**WHAT YOU WILL DO:**
Exactly as written, print every line of the listing below and omit its pictures.

**INPUT DATA:**
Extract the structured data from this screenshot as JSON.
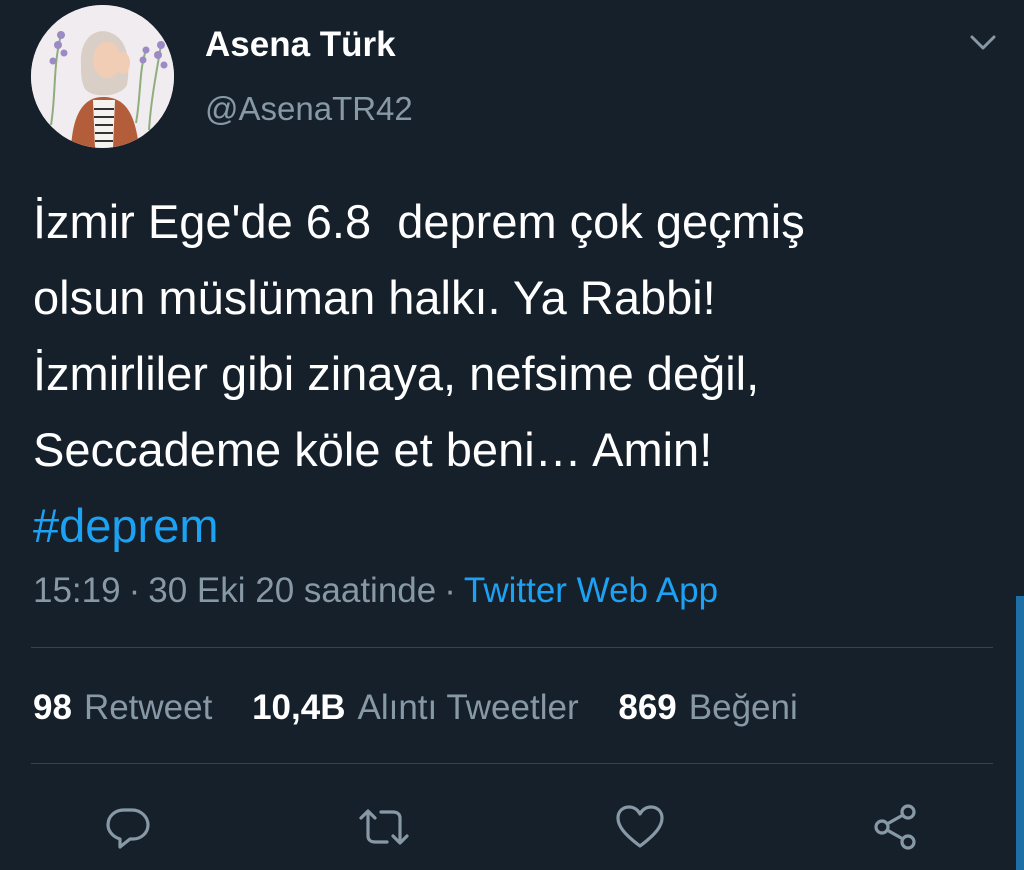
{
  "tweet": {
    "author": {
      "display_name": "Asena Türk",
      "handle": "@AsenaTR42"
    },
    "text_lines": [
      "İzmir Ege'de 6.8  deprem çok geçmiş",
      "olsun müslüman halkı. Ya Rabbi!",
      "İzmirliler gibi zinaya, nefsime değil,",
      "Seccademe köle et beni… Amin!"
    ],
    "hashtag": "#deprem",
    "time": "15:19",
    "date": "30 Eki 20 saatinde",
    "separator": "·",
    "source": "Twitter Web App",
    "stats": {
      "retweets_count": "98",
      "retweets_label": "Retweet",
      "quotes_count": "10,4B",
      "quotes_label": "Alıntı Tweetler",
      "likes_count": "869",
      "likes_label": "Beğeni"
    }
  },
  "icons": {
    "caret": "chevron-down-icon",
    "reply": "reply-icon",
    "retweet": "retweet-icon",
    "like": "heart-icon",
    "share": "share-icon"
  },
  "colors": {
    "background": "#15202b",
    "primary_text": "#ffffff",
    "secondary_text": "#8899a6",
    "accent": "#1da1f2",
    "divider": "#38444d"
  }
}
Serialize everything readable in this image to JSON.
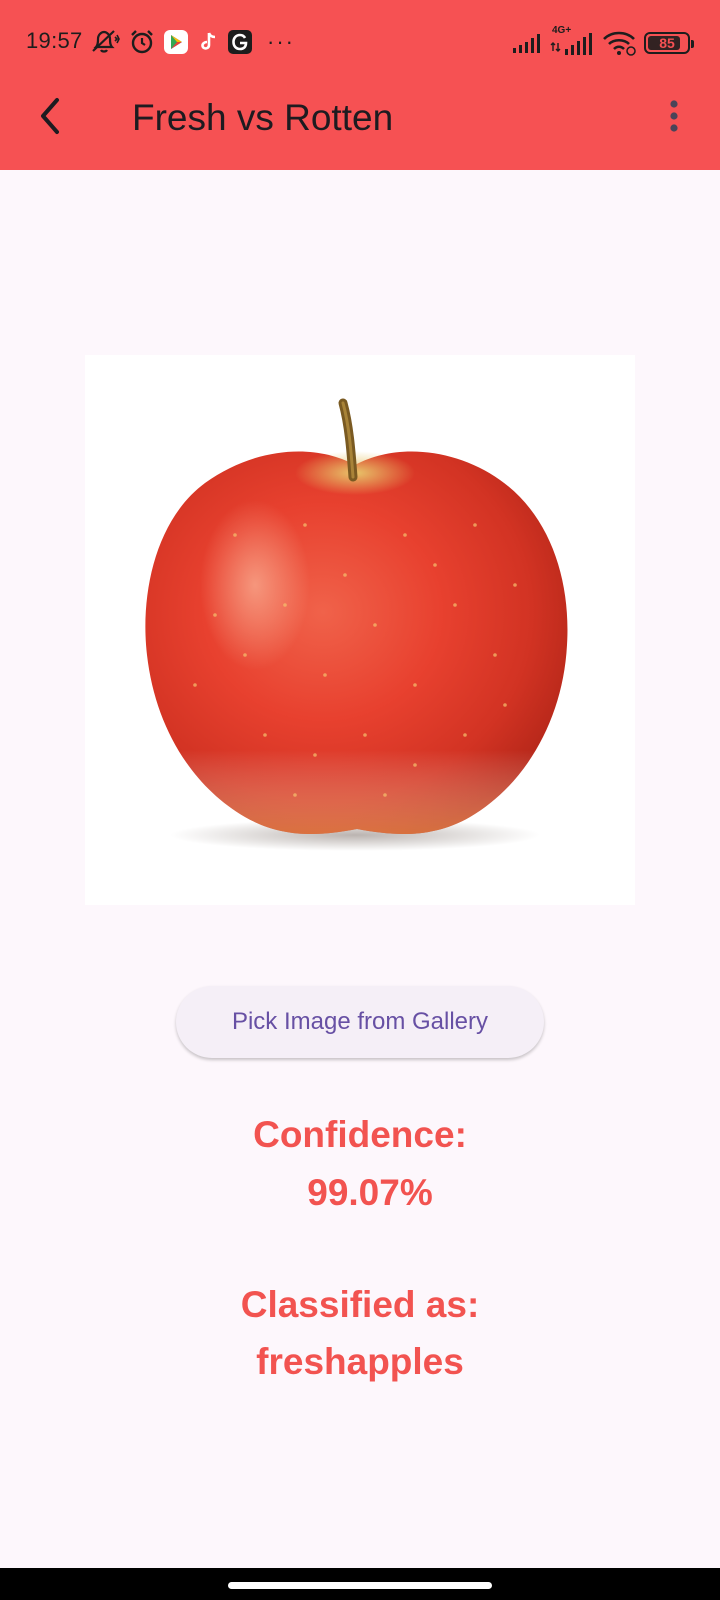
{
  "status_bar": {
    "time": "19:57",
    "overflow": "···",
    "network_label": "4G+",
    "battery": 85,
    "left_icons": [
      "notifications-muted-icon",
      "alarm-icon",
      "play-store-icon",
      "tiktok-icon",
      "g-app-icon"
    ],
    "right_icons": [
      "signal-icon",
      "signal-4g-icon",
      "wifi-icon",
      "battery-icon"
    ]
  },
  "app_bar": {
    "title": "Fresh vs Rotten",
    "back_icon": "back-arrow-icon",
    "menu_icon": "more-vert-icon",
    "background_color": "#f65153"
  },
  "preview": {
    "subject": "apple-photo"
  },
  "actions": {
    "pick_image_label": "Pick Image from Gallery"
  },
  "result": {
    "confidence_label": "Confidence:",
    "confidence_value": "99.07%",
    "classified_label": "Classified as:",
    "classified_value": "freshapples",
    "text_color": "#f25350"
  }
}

**OUTPUT FOR THIS EXERCISE:**
Extract the structured data from this screenshot as JSON.
{
  "tweet": {
    "author": {
      "display_name": "Asena Türk",
      "handle": "@AsenaTR42"
    },
    "text_lines": [
      "İzmir Ege'de 6.8  deprem çok geçmiş",
      "olsun müslüman halkı. Ya Rabbi!",
      "İzmirliler gibi zinaya, nefsime değil,",
      "Seccademe köle et beni… Amin!"
    ],
    "hashtag": "#deprem",
    "time": "15:19",
    "date": "30 Eki 20 saatinde",
    "separator": "·",
    "source": "Twitter Web App",
    "stats": {
      "retweets_count": "98",
      "retweets_label": "Retweet",
      "quotes_count": "10,4B",
      "quotes_label": "Alıntı Tweetler",
      "likes_count": "869",
      "likes_label": "Beğeni"
    }
  },
  "icons": {
    "caret": "chevron-down-icon",
    "reply": "reply-icon",
    "retweet": "retweet-icon",
    "like": "heart-icon",
    "share": "share-icon"
  },
  "colors": {
    "background": "#15202b",
    "primary_text": "#ffffff",
    "secondary_text": "#8899a6",
    "accent": "#1da1f2",
    "divider": "#38444d"
  }
}
Serialize everything readable in this image to JSON.
{
  "status_bar": {
    "time": "19:57",
    "overflow": "···",
    "network_label": "4G+",
    "battery": 85,
    "left_icons": [
      "notifications-muted-icon",
      "alarm-icon",
      "play-store-icon",
      "tiktok-icon",
      "g-app-icon"
    ],
    "right_icons": [
      "signal-icon",
      "signal-4g-icon",
      "wifi-icon",
      "battery-icon"
    ]
  },
  "app_bar": {
    "title": "Fresh vs Rotten",
    "back_icon": "back-arrow-icon",
    "menu_icon": "more-vert-icon",
    "background_color": "#f65153"
  },
  "preview": {
    "subject": "apple-photo"
  },
  "actions": {
    "pick_image_label": "Pick Image from Gallery"
  },
  "result": {
    "confidence_label": "Confidence:",
    "confidence_value": "99.07%",
    "classified_label": "Classified as:",
    "classified_value": "freshapples",
    "text_color": "#f25350"
  }
}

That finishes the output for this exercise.